Can Anything Be Done?
Like I said, rules aside, the game is simply too big to ever be balanced. That said I think there are three main things, that would help without changing the base rules of the game. Those are:
- Increase the point scale. Given the model count of armies and the sheer number of units, the points scale in 40K is too small. The stared game is geared at 1750-2000 pts, and units are costed with that in mind. However, to fit within that, you’ve got a very narrow band of point costs you can work with, with most models falling between 4-13 points. This means, especially at the lower end, that you can’t change points on units or wargear without it having a massive effect. This is an issue that the game X-Wing also ran into, and I’d suggest a similar fix. Double the size of a normal game to 4000 pts and double the cost of everything in the game, then rebalance the points. This larger points spread allows for much greater fine-tuning of points which are needed given the huge number of units.

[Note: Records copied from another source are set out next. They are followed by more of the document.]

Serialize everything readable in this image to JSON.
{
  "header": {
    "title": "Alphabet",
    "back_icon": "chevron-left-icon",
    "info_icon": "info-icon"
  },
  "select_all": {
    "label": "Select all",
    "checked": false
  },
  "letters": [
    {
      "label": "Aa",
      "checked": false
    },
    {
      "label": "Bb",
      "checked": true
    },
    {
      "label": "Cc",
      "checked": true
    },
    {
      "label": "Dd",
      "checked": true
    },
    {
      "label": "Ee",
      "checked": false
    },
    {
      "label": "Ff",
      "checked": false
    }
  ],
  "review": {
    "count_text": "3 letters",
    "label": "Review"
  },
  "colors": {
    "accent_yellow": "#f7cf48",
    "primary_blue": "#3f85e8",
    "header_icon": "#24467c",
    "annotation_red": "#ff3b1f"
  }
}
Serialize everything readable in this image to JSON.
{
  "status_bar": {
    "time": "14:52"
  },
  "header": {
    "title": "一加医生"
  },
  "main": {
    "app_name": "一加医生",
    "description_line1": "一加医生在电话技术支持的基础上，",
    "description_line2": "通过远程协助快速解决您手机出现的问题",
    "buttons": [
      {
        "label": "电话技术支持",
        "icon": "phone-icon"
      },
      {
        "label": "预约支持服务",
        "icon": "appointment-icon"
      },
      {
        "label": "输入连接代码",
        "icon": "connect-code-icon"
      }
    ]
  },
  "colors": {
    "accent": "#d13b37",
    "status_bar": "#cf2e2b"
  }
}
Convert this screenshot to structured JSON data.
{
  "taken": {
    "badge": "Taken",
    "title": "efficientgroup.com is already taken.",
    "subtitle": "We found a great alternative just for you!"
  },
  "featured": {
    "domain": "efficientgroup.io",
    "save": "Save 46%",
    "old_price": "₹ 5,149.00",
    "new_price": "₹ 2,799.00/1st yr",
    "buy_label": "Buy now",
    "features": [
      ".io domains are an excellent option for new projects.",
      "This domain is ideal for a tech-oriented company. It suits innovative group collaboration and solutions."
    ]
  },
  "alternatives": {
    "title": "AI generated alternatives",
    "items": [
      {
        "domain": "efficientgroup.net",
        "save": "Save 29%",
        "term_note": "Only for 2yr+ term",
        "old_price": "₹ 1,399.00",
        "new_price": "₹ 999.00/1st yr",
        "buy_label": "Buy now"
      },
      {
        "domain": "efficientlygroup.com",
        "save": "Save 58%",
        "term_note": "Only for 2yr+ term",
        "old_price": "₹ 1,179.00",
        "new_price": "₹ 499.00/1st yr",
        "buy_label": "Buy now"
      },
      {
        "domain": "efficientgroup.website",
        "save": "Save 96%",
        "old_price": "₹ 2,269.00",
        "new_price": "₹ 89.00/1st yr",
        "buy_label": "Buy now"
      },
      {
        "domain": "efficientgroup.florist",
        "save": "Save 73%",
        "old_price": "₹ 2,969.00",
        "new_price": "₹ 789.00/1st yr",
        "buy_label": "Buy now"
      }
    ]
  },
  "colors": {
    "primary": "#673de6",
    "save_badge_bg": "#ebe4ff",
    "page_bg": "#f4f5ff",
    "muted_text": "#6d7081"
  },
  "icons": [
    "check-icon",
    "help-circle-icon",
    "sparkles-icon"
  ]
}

- Make everything cost points. Right now there are a fair number of things in the game that don’t actually cost points. Relics, for instance, are free, or at most cost command points. The same is true of sub-faction rules, warlord traits, and psychic powers. Since all of these things effectively cost the same as anything else from the same category, it’s impossible to balance them. In theory, they should all be equally good, but in reality, it’s impossible to make 6-20 equally good things. With everything being the same cost, players will naturally go for the best option. If you made players pay points for these choices, you could add some balance in.
- Remove a ton of units from the game. This is the most radical idea, but the only way to really get balance. The simple fact is, as I’ve said, the game is too big to be balanced. The only real way to fix that is to remove a ton of units. Even ignoring the Forgeworld units, most armies have a pretty large number of units that wouldn’t really be missed. These units see only sporadic play and don’t have a real role in the game anymore. I’ve talked about a few Space Marines units like this before, but there are many more. Overall I’d look at removing about half of the non-Forgeworld units. I’d also remove the vast majority of Forgeworld units from the game. If you have to keep them in, then move them to Open and Narrative (Power Level) only. If you reduced the matched play units down to around 500, you’d still have too many, but you’d also be looking at a MUCH more balanced game.
Think of games like Magic the Gathering or X-Wing’s new edition where there is a smaller subset of “tournament legal” units the company updates from time to time out of the much larger pool of units from all time.
Was he right all along?
Of those three fixes, the last one is by far the more important. Now it’s been argued that you don’t really want a perfectly balanced game. Still, I think most players long for more balance then we currently have. The only real way to get a more balanced game is to remove units. While there are plenty of reason to keep the large unit count of 40K, I think from a pure game play perspective cutting the number of units in the game in half, or more would lead to a much better game.
Let us know what units you think the game could do without, down in the comments!